When you commit to towing or buying a larger RV, you have a responsibility to learn new rules and motor vehicle laws. These laws include being aware of your height and clearance, among other safety and logistical changes. This knowledge is for your peace of mind, as well as to protect your investment! Nothing ruins a great trip, like causing thousands of dollars of damage to your rig or getting stuck in a difficult or impossible place to get out of without time and stress. Be confident in your driving and know your exact RV height clearance!
One way to check height limits is by reading the State and Federal Vehicle Height Regulations Maximum Allowable Vehicle Height. Most states are 13’6”, except for Kentucky, which is 11’6” tall. Some states have 14’ on their state-maintained roads (freeways). Most states have a 14-16 foot minimum height for bridges and overpasses, but again, better err on the side of caution here, as the size can change 2-3” each time a road is repaved and usually isn’t measured again. Private property may not comply at all with these limits.
RV Specific Clearance Rules
These height limits on vehicles pertain to commercial vehicles, but in many states, RVs aren’t considered commercial, so they don’t apply. Your RV may be above the height clearance! Most likely if aftermarket changes were made. Some states have laws pertaining only to RVs, while other states lump RVs in with commercial vehicles. Be aware of your state rules if you are close to height limits.
Bridge Clearance Issues
Not all routes are big RV safe. Many bridges, especially on smaller rural roads or in town, are not tall enough. You can’t trust the signage either, as signs often aren’t up to date after road repairs, repaving, and erosion. Most bridges started with 14-16’ clearance. This measurement gives you a base guideline for where you will be “safe.” But things can always change based on road conditions, repairs, sagging bridges, or other changes that may not be up to par, especially on smaller roads.
Recommendations for You, the RV Owner
Know How Tall Your RV Is
It is important to measure to the top of all AC units, generators, racks, antennas, satellites, and anything else that is on top of the RV. Your listed height doesn’t typically include rooftop additions such as AC units. Don’t rely on the manufacturer’s numbers or the owner’s manual only. These numbers are not always accurate, depending on wheels, aftermarket accessories, AC units, or additional roof items.
Map out Your Route
Mapping your route is especially important the more you get off the beaten path. The likelihood of low or tight routes increases on smaller roadways. Using an RV specific GPS App is very important if you have a big camper. These apps allow you to input your rig’s size, and it will calculate a safe route.
Pay Attention to Signs
While signs aren’t always reliable, they are your first clue that a road isn’t going to be safe for your rig or that a tight turn, dead-end, bridge, or overpass may be coming up.
Go Slow Under Low Bridges

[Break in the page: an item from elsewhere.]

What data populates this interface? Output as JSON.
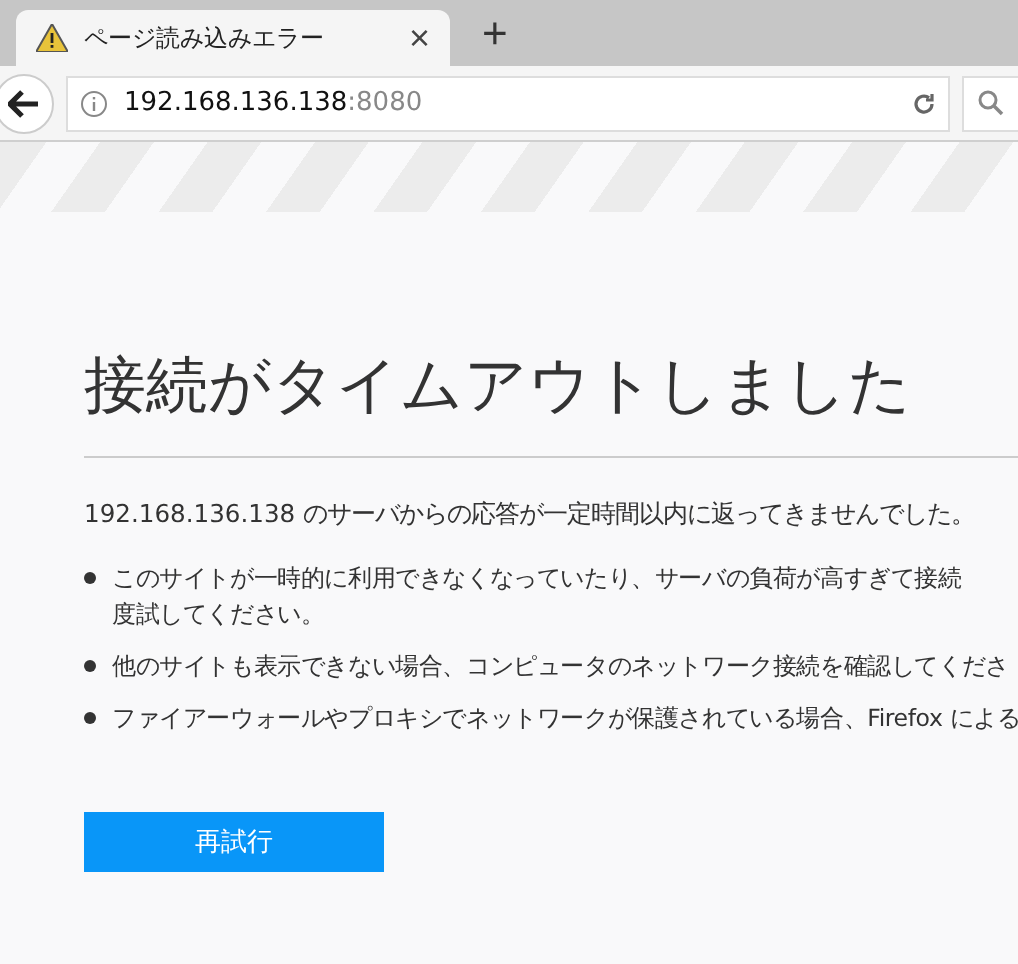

Just in case you have a tight fit, if you go slowly, you can figure out if you’re going to fit before you do intense damage to your rig. Remember, any damage is your fault. If you damage a structure with your rig, you are liable to fix it and your RV. These repairs can get very costly, very fast. Besides, you are without your RV for a long time.

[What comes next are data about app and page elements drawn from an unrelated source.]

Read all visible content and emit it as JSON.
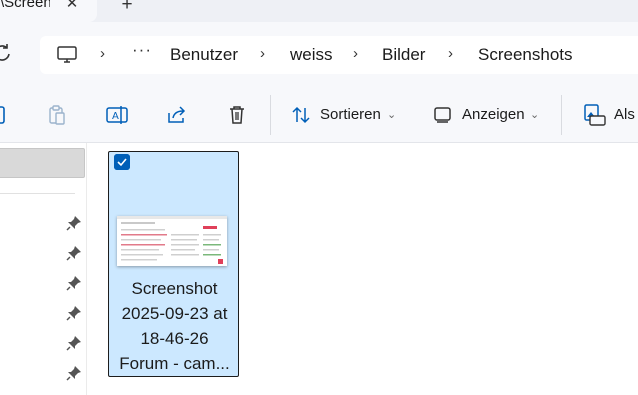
{
  "tab": {
    "title": "\\Screenshots",
    "close_icon": "close-icon",
    "new_tab_icon": "plus-icon"
  },
  "address": {
    "refresh_icon": "refresh-icon",
    "root_icon": "this-pc-icon",
    "more_label": "···",
    "separator": "›",
    "items": [
      {
        "label": "Benutzer"
      },
      {
        "label": "weiss"
      },
      {
        "label": "Bilder"
      },
      {
        "label": "Screenshots"
      }
    ]
  },
  "commandbar": {
    "icons": [
      "copy-icon",
      "paste-icon",
      "rename-icon",
      "share-icon",
      "delete-icon"
    ],
    "sort_label": "Sortieren",
    "view_label": "Anzeigen",
    "setas_label": "Als"
  },
  "nav": {
    "pinned_count": 6,
    "pin_icon": "pin-icon"
  },
  "file": {
    "name_lines": [
      "Screenshot",
      "2025-09-23 at",
      "18-46-26",
      "Forum - cam..."
    ],
    "selected": true
  },
  "colors": {
    "selection_fill": "#cce8ff",
    "accent": "#005fb8",
    "chrome_bg": "#f7f8fb"
  }
}
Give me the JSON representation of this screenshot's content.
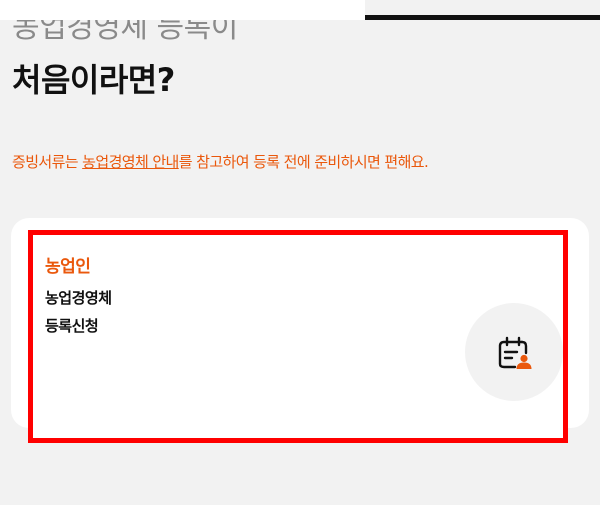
{
  "heading": {
    "line1": "농업경영체 등록이",
    "line2": "처음이라면?"
  },
  "notice": {
    "prefix": "증빙서류는 ",
    "link": "농업경영체 안내",
    "suffix": "를 참고하여 등록 전에 준비하시면 편해요."
  },
  "card": {
    "title": "농업인",
    "line1": "농업경영체",
    "line2": "등록신청",
    "icon": "calendar-user-icon"
  },
  "colors": {
    "accent": "#ea580c",
    "highlight_border": "#ff0000",
    "background": "#f2f2f2"
  }
}
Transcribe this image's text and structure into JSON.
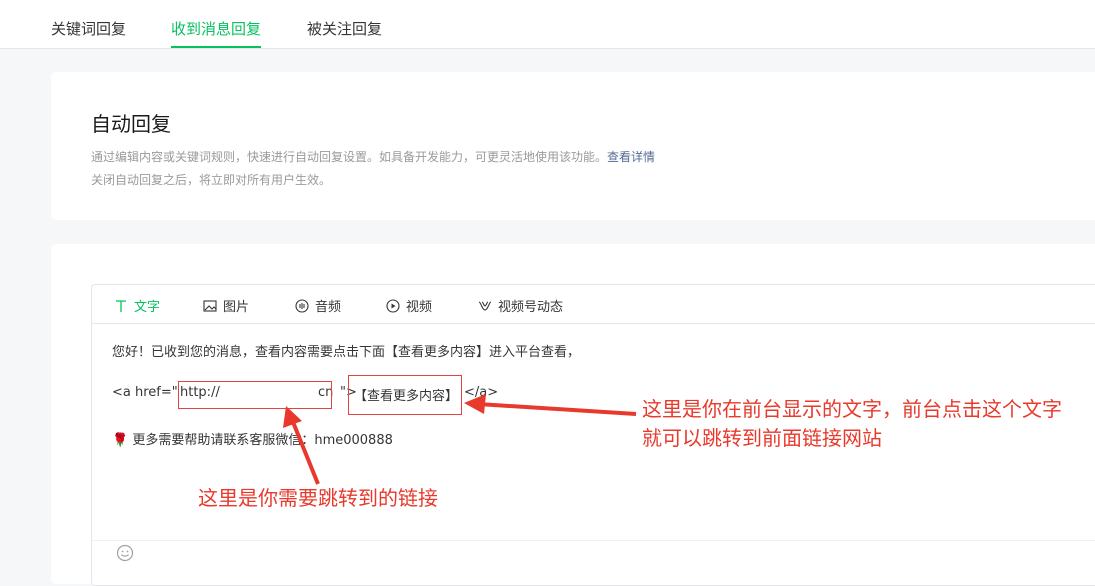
{
  "tabs": [
    {
      "label": "关键词回复",
      "active": false
    },
    {
      "label": "收到消息回复",
      "active": true
    },
    {
      "label": "被关注回复",
      "active": false
    }
  ],
  "info": {
    "title": "自动回复",
    "desc_line1": "通过编辑内容或关键词规则，快速进行自动回复设置。如具备开发能力，可更灵活地使用该功能。",
    "detail_link": "查看详情",
    "desc_line2": "关闭自动回复之后，将立即对所有用户生效。"
  },
  "editor": {
    "types": [
      {
        "label": "文字",
        "icon": "text-icon",
        "active": true
      },
      {
        "label": "图片",
        "icon": "image-icon",
        "active": false
      },
      {
        "label": "音频",
        "icon": "audio-icon",
        "active": false
      },
      {
        "label": "视频",
        "icon": "video-icon",
        "active": false
      },
      {
        "label": "视频号动态",
        "icon": "channels-icon",
        "active": false
      }
    ],
    "line1": "您好！已收到您的消息，查看内容需要点击下面【查看更多内容】进入平台查看，",
    "code_open": "<a href=\"",
    "code_url": "http://",
    "code_url_end": "cn",
    "code_close": "\">",
    "link_text": "【查看更多内容】",
    "code_end": "</a>",
    "line3": "更多需要帮助请联系客服微信：hme000888"
  },
  "annotations": {
    "right_line1": "这里是你在前台显示的文字，前台点击这个文字",
    "right_line2": "就可以跳转到前面链接网站",
    "bottom": "这里是你需要跳转到的链接"
  },
  "colors": {
    "accent": "#07c160",
    "annotation": "#e8392c",
    "link": "#576b95"
  }
}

Don’t Go Through Drive-Thrus!
This should go without saying, but this happens a lot, where drivers forget they are towing or think they will fit. Don’t try to squeeze into banks, fast food, or other drive-thrus with trailers or large RVs. Often the turn is too tight, even if there isn’t a roof. Taking out corners of buildings, landscaping, curbs, and barricades are rough on your rig. Just go inside and be safe.
So, How Tall is an RV?
Just an idea of the range, below are heights for various types of units. Of course, this is just an idea; your rig can vary, and you should be sure to measure it yourself before hitting the road.
When you tow, being safe and getting to your destination with minimum stress is the key to enjoying your new mobile adventure unit. Making sure to get there in one un-damaged piece, with all your rooftop accessories, wheels, and corners unblemished is a great place to start. And no one wants to have to back a rig up a road for miles to a turnaround point either just because you didn’t know your RV’s height clearance! You can avoid this stress by measuring your rig, mapping your route, and using an RV-specific GPS, especially if you are heading off the beaten path.